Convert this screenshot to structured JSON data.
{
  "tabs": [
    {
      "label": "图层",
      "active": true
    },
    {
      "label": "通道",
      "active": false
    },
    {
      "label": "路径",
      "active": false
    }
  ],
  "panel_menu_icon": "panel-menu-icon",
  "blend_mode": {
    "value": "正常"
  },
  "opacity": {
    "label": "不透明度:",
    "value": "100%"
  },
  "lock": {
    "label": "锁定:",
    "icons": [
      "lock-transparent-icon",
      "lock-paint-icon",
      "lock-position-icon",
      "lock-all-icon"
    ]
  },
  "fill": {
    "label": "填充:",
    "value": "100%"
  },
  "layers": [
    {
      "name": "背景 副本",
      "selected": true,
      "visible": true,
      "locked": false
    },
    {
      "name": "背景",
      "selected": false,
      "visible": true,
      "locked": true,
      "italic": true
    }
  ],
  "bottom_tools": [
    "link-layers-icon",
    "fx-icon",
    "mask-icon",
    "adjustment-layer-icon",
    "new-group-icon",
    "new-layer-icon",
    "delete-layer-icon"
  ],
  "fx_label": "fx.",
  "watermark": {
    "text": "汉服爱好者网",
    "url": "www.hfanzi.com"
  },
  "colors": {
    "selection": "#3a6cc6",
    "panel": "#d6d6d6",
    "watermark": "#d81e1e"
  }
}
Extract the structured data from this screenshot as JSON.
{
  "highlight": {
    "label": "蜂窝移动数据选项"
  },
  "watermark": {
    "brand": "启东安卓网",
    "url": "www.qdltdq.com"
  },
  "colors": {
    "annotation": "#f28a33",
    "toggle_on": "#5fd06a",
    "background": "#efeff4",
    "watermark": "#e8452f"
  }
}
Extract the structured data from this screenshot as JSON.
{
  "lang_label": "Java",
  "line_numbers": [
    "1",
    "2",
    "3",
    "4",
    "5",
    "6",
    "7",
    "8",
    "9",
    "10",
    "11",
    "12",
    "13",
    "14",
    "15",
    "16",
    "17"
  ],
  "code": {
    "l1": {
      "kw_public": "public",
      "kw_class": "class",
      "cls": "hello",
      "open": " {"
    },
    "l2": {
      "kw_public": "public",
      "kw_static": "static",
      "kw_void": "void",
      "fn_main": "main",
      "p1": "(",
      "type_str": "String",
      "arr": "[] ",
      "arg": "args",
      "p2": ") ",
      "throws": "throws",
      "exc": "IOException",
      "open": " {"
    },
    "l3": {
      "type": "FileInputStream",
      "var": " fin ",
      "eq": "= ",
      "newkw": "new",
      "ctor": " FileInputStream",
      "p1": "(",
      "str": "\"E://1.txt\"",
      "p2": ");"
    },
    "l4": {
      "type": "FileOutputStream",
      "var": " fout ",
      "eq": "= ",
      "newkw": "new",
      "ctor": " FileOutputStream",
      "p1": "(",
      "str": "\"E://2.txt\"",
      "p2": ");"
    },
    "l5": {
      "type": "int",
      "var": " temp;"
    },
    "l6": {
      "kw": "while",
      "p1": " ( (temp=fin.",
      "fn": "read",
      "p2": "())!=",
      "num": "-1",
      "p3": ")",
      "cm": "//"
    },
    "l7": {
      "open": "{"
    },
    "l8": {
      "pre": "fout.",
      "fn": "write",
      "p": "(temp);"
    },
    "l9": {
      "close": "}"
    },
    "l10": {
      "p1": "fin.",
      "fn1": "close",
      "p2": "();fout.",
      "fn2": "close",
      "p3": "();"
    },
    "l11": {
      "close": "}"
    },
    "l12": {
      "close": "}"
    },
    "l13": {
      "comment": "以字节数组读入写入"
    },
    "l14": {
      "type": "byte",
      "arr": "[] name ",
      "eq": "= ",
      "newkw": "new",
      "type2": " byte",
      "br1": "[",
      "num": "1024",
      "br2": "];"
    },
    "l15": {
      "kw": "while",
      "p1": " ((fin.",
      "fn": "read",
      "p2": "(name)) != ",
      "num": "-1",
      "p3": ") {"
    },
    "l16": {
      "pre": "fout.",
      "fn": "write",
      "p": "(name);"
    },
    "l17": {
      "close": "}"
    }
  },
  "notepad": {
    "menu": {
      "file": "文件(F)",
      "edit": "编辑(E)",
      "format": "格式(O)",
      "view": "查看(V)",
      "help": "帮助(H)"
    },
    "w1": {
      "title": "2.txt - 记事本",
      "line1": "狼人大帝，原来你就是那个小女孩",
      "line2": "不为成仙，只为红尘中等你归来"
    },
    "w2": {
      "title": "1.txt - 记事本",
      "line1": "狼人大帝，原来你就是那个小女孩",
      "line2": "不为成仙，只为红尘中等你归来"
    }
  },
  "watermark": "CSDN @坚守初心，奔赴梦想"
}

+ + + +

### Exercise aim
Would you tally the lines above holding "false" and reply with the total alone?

### Your solution
4